• _Stored records_

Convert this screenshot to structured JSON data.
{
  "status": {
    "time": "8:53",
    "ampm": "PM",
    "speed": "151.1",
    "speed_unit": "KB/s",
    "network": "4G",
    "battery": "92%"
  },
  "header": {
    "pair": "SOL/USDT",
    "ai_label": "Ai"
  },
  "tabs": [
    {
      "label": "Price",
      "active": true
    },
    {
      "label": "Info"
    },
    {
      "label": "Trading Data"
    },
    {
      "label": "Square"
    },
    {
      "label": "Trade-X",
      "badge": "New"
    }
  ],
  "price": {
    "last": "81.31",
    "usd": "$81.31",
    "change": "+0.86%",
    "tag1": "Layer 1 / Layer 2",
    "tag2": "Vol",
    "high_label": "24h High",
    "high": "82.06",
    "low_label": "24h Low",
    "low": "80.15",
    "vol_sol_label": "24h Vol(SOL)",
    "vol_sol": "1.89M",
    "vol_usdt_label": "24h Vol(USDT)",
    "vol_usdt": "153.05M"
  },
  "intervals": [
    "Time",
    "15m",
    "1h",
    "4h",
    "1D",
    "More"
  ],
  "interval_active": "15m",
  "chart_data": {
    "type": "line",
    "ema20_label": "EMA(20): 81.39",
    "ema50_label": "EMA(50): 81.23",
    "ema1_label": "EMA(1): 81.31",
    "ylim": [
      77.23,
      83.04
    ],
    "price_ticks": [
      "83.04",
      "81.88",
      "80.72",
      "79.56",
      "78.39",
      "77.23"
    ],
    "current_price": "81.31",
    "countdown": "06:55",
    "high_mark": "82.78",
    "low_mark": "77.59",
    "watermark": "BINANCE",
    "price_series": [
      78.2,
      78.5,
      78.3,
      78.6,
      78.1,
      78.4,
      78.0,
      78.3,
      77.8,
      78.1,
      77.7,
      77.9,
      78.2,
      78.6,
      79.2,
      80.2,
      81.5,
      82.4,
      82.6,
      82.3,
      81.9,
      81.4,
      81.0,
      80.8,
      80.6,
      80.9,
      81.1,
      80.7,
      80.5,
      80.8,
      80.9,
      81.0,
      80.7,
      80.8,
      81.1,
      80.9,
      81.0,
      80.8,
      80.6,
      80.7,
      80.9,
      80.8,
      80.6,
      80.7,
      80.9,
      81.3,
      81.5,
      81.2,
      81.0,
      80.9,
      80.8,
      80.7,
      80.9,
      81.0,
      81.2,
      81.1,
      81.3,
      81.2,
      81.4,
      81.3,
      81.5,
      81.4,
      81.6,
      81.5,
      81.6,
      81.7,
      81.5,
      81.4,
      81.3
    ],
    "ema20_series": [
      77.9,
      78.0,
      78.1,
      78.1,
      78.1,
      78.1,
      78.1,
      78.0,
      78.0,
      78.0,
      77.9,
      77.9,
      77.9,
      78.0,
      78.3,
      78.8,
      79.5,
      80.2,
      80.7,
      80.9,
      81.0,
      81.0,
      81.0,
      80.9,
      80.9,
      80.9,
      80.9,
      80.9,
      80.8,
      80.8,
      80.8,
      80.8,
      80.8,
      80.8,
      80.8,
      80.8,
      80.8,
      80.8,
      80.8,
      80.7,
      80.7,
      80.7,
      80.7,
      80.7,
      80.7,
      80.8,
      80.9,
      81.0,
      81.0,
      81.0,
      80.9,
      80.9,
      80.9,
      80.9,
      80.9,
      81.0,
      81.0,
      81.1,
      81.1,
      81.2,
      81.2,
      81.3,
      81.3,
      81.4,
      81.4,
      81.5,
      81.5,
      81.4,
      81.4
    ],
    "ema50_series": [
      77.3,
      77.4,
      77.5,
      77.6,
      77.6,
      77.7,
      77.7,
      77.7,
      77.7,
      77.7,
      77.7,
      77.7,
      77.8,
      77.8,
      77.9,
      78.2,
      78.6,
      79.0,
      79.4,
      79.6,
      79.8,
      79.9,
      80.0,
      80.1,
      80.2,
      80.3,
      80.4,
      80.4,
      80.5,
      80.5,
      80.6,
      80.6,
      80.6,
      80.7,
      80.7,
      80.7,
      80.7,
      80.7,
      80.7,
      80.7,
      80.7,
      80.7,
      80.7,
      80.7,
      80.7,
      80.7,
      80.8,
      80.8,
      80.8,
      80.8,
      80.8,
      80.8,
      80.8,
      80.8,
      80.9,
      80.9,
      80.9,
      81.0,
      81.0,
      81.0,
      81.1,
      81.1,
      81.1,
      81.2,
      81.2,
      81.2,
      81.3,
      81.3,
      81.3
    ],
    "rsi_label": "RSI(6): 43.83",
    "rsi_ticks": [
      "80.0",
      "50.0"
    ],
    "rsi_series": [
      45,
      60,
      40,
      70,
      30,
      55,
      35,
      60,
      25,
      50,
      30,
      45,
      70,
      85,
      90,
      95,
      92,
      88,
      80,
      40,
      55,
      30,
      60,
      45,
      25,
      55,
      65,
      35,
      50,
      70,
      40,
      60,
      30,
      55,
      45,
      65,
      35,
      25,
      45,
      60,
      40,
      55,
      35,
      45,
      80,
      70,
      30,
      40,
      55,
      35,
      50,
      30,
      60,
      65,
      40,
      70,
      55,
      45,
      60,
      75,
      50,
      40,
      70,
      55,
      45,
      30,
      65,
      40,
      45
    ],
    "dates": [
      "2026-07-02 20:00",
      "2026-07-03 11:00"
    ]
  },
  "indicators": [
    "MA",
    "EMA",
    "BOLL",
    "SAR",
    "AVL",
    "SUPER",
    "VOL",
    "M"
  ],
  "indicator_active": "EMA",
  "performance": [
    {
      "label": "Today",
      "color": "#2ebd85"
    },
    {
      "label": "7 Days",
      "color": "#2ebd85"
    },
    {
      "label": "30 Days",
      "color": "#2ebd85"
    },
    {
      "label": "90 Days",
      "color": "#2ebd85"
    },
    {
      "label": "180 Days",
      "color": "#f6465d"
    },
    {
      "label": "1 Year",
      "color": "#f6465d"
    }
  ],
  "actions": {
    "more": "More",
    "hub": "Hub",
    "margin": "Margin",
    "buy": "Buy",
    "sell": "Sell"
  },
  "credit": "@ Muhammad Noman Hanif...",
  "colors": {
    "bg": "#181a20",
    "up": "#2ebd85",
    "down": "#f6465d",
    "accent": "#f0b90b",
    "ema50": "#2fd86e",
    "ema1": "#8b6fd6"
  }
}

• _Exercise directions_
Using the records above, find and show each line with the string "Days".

• _Output below_
      "label": "7 Days",
      "label": "30 Days",
      "label": "90 Days",
      "label": "180 Days",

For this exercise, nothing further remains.